= Beginning of Section =

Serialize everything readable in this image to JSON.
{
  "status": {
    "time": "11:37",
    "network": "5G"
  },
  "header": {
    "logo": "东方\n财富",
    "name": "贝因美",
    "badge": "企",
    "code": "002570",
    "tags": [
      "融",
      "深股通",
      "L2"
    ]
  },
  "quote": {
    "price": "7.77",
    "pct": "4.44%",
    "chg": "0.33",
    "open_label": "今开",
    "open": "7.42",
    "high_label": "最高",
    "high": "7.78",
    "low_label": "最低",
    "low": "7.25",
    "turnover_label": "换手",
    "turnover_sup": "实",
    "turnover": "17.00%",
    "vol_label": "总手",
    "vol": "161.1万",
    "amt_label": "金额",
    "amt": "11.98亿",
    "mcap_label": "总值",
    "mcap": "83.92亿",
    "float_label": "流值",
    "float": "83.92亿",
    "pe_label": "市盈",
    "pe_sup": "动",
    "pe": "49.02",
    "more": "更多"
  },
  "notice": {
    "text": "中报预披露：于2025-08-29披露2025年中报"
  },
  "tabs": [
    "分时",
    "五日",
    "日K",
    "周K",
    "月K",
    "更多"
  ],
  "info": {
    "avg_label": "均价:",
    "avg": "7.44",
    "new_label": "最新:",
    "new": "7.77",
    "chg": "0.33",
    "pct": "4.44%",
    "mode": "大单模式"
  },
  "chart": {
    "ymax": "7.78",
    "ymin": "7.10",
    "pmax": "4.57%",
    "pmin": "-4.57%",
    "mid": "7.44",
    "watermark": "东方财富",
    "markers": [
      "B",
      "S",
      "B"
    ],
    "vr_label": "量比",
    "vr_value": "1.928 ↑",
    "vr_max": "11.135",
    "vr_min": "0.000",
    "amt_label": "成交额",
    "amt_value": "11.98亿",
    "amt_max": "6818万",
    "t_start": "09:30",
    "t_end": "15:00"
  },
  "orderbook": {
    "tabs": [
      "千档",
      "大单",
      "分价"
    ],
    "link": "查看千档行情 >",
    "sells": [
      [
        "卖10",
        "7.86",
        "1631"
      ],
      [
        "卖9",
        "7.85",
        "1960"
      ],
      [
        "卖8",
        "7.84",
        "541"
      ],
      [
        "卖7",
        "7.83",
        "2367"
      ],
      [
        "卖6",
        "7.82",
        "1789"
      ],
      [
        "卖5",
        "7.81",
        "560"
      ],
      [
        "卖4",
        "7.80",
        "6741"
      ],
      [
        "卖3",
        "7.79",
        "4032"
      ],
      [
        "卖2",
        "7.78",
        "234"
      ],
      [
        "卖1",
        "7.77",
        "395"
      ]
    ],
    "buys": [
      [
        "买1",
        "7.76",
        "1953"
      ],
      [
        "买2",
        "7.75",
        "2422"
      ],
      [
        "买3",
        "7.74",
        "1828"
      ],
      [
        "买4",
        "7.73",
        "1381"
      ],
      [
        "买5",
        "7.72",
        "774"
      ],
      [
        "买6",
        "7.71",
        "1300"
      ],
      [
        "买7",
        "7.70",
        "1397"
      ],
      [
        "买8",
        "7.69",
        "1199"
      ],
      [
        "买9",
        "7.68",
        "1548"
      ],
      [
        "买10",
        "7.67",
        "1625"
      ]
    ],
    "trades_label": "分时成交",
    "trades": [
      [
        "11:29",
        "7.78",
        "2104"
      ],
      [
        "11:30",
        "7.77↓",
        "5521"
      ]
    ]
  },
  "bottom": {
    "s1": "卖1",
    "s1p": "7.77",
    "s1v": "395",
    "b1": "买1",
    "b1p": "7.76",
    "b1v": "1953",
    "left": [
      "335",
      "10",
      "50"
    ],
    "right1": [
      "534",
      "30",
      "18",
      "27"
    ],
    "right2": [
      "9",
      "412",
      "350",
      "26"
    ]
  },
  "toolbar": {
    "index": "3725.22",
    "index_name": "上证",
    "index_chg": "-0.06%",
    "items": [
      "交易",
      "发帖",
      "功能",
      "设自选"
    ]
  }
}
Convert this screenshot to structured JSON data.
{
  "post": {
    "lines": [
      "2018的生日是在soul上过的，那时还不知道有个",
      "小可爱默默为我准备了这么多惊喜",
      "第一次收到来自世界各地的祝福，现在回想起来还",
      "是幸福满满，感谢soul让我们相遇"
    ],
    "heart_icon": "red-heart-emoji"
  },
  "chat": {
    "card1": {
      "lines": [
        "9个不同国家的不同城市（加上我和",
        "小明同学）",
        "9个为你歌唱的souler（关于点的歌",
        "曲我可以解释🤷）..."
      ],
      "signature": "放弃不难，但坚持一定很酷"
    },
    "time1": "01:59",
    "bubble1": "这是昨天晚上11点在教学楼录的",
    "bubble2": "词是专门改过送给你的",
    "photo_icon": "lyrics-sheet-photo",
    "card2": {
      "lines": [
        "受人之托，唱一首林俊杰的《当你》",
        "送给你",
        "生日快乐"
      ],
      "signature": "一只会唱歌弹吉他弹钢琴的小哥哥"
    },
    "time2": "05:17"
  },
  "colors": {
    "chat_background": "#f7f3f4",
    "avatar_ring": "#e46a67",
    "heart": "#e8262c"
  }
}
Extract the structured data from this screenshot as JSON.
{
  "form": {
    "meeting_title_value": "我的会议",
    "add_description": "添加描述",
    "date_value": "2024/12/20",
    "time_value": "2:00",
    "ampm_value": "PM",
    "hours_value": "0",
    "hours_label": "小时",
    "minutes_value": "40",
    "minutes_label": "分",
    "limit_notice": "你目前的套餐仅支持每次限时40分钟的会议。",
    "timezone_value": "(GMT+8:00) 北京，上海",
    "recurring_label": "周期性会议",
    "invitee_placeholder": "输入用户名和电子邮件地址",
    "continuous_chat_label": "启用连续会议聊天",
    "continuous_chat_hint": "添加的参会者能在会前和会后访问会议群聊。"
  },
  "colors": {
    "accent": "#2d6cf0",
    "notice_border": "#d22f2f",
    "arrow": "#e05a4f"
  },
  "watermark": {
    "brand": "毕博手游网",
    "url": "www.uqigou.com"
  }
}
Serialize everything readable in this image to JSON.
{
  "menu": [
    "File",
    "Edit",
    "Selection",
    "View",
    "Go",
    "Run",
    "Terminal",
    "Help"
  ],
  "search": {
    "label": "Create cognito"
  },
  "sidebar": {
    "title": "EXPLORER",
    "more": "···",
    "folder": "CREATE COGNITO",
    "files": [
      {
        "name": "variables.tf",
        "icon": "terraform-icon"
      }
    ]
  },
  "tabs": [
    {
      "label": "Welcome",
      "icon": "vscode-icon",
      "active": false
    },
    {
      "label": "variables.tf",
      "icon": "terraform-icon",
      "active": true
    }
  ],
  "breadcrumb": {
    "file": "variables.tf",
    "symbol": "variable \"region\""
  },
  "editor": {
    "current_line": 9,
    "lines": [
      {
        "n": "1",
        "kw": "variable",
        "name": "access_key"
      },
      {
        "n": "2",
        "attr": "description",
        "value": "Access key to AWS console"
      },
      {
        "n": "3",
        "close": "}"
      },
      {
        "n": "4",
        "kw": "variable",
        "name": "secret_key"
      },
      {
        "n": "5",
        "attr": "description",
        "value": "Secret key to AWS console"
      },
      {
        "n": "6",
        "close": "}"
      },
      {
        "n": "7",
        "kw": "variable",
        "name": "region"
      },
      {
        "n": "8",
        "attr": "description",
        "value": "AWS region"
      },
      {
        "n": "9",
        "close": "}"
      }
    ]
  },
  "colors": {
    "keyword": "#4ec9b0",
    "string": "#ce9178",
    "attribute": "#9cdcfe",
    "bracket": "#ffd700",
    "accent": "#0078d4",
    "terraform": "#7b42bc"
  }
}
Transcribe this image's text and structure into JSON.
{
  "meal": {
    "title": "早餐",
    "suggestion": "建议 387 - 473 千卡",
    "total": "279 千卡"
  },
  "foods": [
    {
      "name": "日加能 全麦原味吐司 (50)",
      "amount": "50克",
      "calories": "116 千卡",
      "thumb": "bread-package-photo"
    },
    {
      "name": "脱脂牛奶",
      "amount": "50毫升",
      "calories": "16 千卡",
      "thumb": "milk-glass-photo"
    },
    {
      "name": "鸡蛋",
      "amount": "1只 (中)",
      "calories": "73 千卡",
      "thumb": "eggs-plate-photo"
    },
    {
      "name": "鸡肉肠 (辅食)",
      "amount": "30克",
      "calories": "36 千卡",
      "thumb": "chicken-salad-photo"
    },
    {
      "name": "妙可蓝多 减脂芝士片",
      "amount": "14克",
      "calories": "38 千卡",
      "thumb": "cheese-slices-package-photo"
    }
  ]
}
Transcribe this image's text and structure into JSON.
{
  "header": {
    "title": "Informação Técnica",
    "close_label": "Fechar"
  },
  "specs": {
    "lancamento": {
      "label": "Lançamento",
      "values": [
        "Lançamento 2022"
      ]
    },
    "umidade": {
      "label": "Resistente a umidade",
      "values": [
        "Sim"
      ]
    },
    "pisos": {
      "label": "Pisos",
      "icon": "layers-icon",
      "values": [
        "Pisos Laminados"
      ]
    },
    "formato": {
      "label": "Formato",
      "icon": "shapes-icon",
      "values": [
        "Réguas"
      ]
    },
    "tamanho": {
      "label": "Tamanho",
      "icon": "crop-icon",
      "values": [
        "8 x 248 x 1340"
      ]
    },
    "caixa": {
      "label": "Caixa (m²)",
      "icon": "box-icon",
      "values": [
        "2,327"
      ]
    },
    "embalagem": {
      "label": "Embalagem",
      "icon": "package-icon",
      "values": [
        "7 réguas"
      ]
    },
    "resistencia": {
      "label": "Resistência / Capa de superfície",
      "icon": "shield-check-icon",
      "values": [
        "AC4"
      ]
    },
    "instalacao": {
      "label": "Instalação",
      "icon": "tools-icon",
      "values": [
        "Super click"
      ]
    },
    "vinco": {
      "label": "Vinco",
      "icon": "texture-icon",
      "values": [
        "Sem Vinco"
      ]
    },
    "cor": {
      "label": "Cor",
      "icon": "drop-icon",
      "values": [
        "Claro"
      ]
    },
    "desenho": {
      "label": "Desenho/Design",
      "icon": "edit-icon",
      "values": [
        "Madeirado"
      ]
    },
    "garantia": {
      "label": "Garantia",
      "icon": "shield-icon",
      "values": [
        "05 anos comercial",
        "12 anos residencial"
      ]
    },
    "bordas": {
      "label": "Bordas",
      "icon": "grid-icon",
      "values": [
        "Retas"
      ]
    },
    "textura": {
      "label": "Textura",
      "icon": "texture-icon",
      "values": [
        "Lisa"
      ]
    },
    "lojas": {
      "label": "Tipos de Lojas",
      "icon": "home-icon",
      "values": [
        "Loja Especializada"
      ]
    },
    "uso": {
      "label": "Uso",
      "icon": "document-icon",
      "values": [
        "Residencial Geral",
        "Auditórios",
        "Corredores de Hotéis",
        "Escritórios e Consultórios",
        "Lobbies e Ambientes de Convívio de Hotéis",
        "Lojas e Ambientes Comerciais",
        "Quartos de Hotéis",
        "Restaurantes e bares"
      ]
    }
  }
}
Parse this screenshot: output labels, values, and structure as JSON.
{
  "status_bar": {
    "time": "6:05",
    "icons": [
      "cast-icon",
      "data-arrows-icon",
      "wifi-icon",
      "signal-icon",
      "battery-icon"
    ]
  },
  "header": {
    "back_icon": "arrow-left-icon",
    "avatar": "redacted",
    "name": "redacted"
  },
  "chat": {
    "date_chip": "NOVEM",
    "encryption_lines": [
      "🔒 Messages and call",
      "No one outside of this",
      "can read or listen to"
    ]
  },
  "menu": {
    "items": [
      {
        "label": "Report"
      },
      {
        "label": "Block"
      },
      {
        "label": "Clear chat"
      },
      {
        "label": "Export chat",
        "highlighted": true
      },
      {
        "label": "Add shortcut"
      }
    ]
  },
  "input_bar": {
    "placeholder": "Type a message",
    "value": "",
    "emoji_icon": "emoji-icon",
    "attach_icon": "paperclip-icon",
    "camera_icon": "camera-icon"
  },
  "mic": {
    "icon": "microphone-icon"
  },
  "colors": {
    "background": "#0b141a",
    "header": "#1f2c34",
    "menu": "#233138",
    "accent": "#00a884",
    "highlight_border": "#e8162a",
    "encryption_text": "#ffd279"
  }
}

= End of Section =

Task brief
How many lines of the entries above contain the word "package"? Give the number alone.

Answer section
3